So to recap (or if you don’t mind spoilers), Unbreakable tells the story of a man named David Dunn (Bruce Willis), who has a dead-end job, a failing marriage and every sign of some form of depression, who somehow survives a train crash that kills everyone else aboard without any injury. He falls in with Elijah Price (Samuel L. Jackson), a comic-book dealer with severe brittle-bone disease, who is a bit of a kook who believes comic books express some ancient truth, and that individuals like David may be invulnerable to injury and disease. Under Elijah’s rather stalkerish prodding, David discovers that he has indeed never suffered any injury or illness, possesses extraordinary strength, and can mentally pick up on the criminal acts of people he comes into personal contact with. His only apparent weakness appears to be water, which is suggested to be his Achilles heel by Elijah. Increasingly aware of his abilities, he follows Elijah’s suggestion to seek an opportunity to act upon his abilities, and discovers an evil janitor (the orange-suited man), who has invaded a home, murdered the father, and is holding the rest of the family captive. The scene comes in when David has entered the home, intent on intervening:

The bit that particularly gets my attention is the 35 seconds from 02:35 onwards. After falling onto a canvas covered swimming pool and being rescued by the very kids he is trying to save, you see him slowly clamber out of the pool. As he does so he is hunched over, the same height as the children (slightly out of focus in the background), small and vulnerable. Then, in perfect coordination with the majestic soundtrack, he rises. The children suddenly come into focus, but now appear to be looking up in awe at this figure that now appears to dwarf them.
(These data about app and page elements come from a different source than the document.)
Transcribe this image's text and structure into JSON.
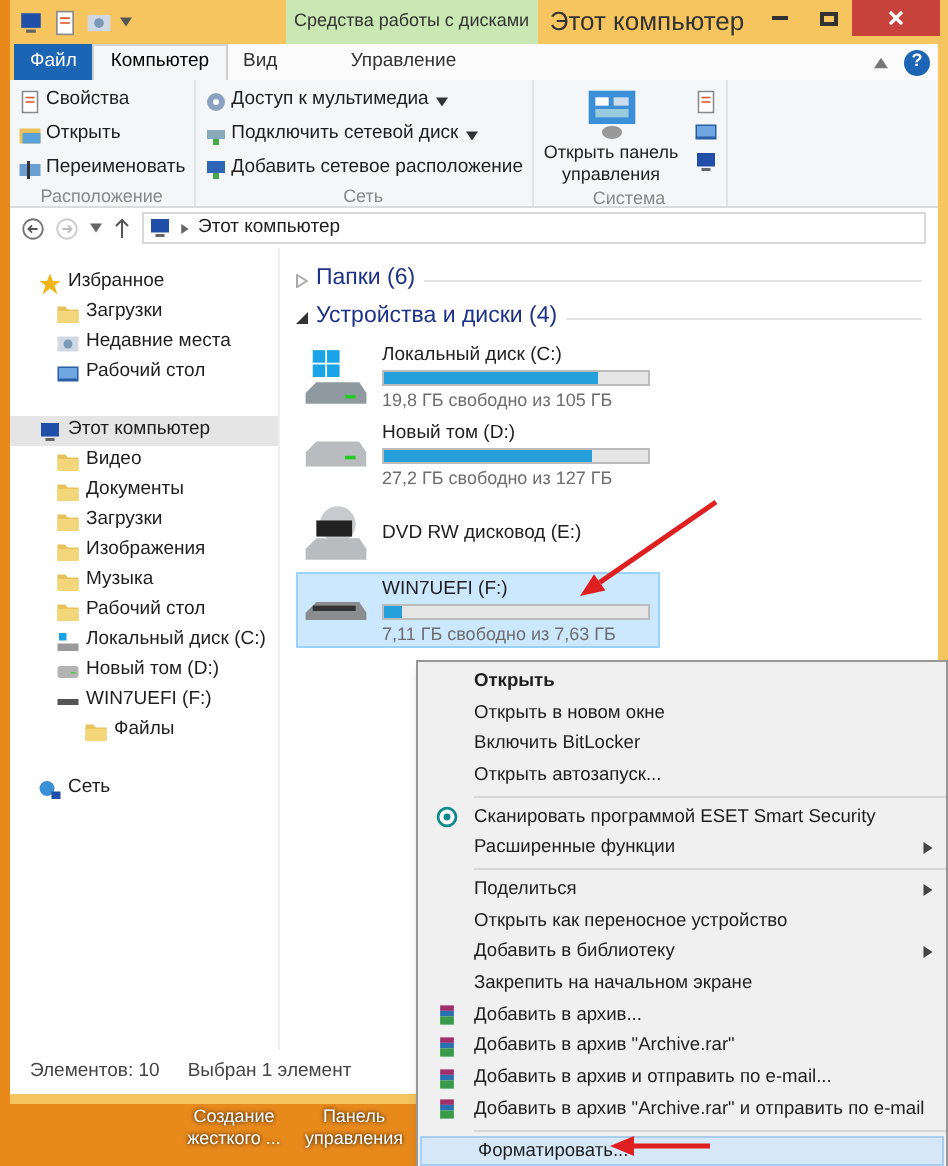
{
  "window": {
    "title": "Этот компьютер",
    "context_tab": "Средства работы с дисками"
  },
  "ribbon_tabs": [
    {
      "label": "Файл",
      "kind": "file",
      "selected": false
    },
    {
      "label": "Компьютер",
      "kind": "tab",
      "selected": true
    },
    {
      "label": "Вид",
      "kind": "tab",
      "selected": false
    },
    {
      "label": "Управление",
      "kind": "context",
      "selected": false
    }
  ],
  "help_button": "?",
  "ribbon_groups": [
    {
      "title": "Расположение",
      "kind": "list",
      "items": [
        {
          "label": "Свойства",
          "dropdown": false
        },
        {
          "label": "Открыть",
          "dropdown": false
        },
        {
          "label": "Переименовать",
          "dropdown": false
        }
      ]
    },
    {
      "title": "Сеть",
      "kind": "list",
      "items": [
        {
          "label": "Доступ к мультимедиа",
          "dropdown": true
        },
        {
          "label": "Подключить сетевой диск",
          "dropdown": true
        },
        {
          "label": "Добавить сетевое расположение",
          "dropdown": false
        }
      ]
    },
    {
      "title": "Система",
      "kind": "big",
      "items": [
        {
          "label": "Открыть панель управления"
        }
      ]
    }
  ],
  "address": {
    "path": "Этот компьютер"
  },
  "nav": [
    {
      "label": "Избранное",
      "selected": false,
      "children": [
        {
          "label": "Загрузки",
          "selected": false
        },
        {
          "label": "Недавние места",
          "selected": false
        },
        {
          "label": "Рабочий стол",
          "selected": false
        }
      ]
    },
    {
      "label": "Этот компьютер",
      "selected": true,
      "children": [
        {
          "label": "Видео",
          "selected": false
        },
        {
          "label": "Документы",
          "selected": false
        },
        {
          "label": "Загрузки",
          "selected": false
        },
        {
          "label": "Изображения",
          "selected": false
        },
        {
          "label": "Музыка",
          "selected": false
        },
        {
          "label": "Рабочий стол",
          "selected": false
        },
        {
          "label": "Локальный диск (C:)",
          "selected": false
        },
        {
          "label": "Новый том (D:)",
          "selected": false
        },
        {
          "label": "WIN7UEFI (F:)",
          "selected": false,
          "children": [
            {
              "label": "Файлы",
              "selected": false
            }
          ]
        }
      ]
    },
    {
      "label": "Сеть",
      "selected": false
    }
  ],
  "sections": [
    {
      "title": "Папки (6)",
      "expanded": false
    },
    {
      "title": "Устройства и диски (4)",
      "expanded": true
    }
  ],
  "drives": [
    {
      "name": "Локальный диск (C:)",
      "kind": "system",
      "level": 0.81,
      "free": "19,8 ГБ свободно из 105 ГБ",
      "selected": false
    },
    {
      "name": "Новый том (D:)",
      "kind": "disk",
      "level": 0.79,
      "free": "27,2 ГБ свободно из 127 ГБ",
      "selected": false
    },
    {
      "name": "DVD RW дисковод (E:)",
      "kind": "dvd",
      "selected": false
    },
    {
      "name": "WIN7UEFI (F:)",
      "kind": "usb",
      "level": 0.07,
      "free": "7,11 ГБ свободно из 7,63 ГБ",
      "selected": true
    }
  ],
  "status_bar": {
    "count": "Элементов: 10",
    "selection": "Выбран 1 элемент"
  },
  "desktop_icons": [
    {
      "label": "Создание жесткого ..."
    },
    {
      "label": "Панель управления"
    }
  ],
  "context_menu": [
    [
      {
        "label": "Открыть",
        "kind": "plain",
        "default": true,
        "submenu": false,
        "highlighted": false
      },
      {
        "label": "Открыть в новом окне",
        "kind": "plain",
        "default": false,
        "submenu": false,
        "highlighted": false
      },
      {
        "label": "Включить BitLocker",
        "kind": "plain",
        "default": false,
        "submenu": false,
        "highlighted": false
      },
      {
        "label": "Открыть автозапуск...",
        "kind": "plain",
        "default": false,
        "submenu": false,
        "highlighted": false
      }
    ],
    [
      {
        "label": "Сканировать программой ESET Smart Security",
        "kind": "eset",
        "default": false,
        "submenu": false,
        "highlighted": false
      },
      {
        "label": "Расширенные функции",
        "kind": "plain",
        "default": false,
        "submenu": true,
        "highlighted": false
      }
    ],
    [
      {
        "label": "Поделиться",
        "kind": "plain",
        "default": false,
        "submenu": true,
        "highlighted": false
      },
      {
        "label": "Открыть как переносное устройство",
        "kind": "plain",
        "default": false,
        "submenu": false,
        "highlighted": false
      },
      {
        "label": "Добавить в библиотеку",
        "kind": "plain",
        "default": false,
        "submenu": true,
        "highlighted": false
      },
      {
        "label": "Закрепить на начальном экране",
        "kind": "plain",
        "default": false,
        "submenu": false,
        "highlighted": false
      },
      {
        "label": "Добавить в архив...",
        "kind": "archive",
        "default": false,
        "submenu": false,
        "highlighted": false
      },
      {
        "label": "Добавить в архив \"Archive.rar\"",
        "kind": "archive",
        "default": false,
        "submenu": false,
        "highlighted": false
      },
      {
        "label": "Добавить в архив и отправить по e-mail...",
        "kind": "archive",
        "default": false,
        "submenu": false,
        "highlighted": false
      },
      {
        "label": "Добавить в архив \"Archive.rar\" и отправить по e-mail",
        "kind": "archive",
        "default": false,
        "submenu": false,
        "highlighted": false
      }
    ],
    [
      {
        "label": "Форматировать...",
        "kind": "plain",
        "default": false,
        "submenu": false,
        "highlighted": true
      }
    ]
  ],
  "annotations": [
    {
      "kind": "arrow"
    },
    {
      "kind": "arrow"
    }
  ]
}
If it hadn’t dawned on the viewer earlier, then they realise at this point: this is not a psychological drama, it’s about a superhero.

Quentin Tarantino aptly suggested that the marketing of the film should have had the tag-line “what if Superman was here on earth, and didn’t know he was Superman?”. This is the point at which he, and the audience, fully realise he is superman. And it is so perfectly portrayed in just 35 seconds of film without dialogue.

Yet, while the protagonist is indeed physically superhuman (as the orange suited man finds to his cost), I think this little sequence also shows another aspect of his heroism. While he is indeed immune to injury (save any water-based attacks), I believe it is not this alone that lies behind the title of the movie. We see him here faced with his kryptonite, one which save for the intervention of those he is about to save would have killed him. We see him here bent over, weak, reduced in stature. And yet he rises once again, and becomes the hero that is needed, because it is not only his body that is invulnerable. Despite setback, weakness and near-death, he rises once again because it is his spirit that is unbreakable.